When the Union of European Football Associations (‘UEFA’) embarked on its mission to inject financial stability into European club football the prospect of controlling costs, specifically player acquisition costs, appeared daunting. Unable, or perhaps unwilling, to impose a cap or tax on excessive transfer fees and player salaries, UEFA imposed a licensing system that clubs were required to satisfy in order to compete in UEFA competitions. Some commentators at the time criticised UEFA’s Financial Fair Play (‘FFP’) Regulations on the basis that the choice to impose accounting rules rooted in internationally accepted principles would not limit the growth of player salaries and transfer fees and costs would continue to spiral out of control.
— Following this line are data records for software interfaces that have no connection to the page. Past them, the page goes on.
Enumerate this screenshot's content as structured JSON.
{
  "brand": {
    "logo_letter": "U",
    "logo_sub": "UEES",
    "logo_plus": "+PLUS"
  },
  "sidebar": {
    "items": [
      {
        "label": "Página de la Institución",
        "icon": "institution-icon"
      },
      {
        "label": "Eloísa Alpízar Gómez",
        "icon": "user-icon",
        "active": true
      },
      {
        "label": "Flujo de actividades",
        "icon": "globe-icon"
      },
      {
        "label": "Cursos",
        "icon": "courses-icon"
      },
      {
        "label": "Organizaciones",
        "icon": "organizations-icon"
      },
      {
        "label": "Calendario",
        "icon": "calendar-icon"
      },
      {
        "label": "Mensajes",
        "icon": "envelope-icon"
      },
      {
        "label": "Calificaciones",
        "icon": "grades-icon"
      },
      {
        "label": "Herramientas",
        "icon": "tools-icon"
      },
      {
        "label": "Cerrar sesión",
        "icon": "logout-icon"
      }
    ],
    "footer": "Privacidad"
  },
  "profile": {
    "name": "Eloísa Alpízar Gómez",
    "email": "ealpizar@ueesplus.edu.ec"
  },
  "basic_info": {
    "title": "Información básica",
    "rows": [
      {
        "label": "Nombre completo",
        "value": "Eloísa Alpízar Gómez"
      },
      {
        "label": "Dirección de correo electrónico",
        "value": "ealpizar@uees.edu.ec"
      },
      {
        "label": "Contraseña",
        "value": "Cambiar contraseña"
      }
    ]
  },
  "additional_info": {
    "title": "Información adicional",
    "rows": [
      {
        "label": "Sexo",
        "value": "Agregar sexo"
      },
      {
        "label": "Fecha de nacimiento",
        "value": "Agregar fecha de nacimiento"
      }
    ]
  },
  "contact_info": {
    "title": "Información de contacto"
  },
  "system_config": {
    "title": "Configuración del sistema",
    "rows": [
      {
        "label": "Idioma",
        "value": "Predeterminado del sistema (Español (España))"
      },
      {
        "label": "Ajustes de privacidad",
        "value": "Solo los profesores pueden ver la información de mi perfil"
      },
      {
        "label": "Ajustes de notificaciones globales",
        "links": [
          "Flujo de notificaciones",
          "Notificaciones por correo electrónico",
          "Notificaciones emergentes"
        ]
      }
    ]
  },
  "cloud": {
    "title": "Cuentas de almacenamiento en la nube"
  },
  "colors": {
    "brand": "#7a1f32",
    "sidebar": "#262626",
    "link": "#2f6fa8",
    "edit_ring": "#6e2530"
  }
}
Juan de Dios Crespo Pérez and Paolo Torchetti of Ruiz-Huerta & Crespo Sports Lawyers, present their views on why the FFP regime is not broken, in light of the criticism levelled at the sizable amounts changing hands during the 2017 summer transfer window, and pose a possible modification to the FFP Regulations that UEFA might want to consider in order to address the competitive balance issue.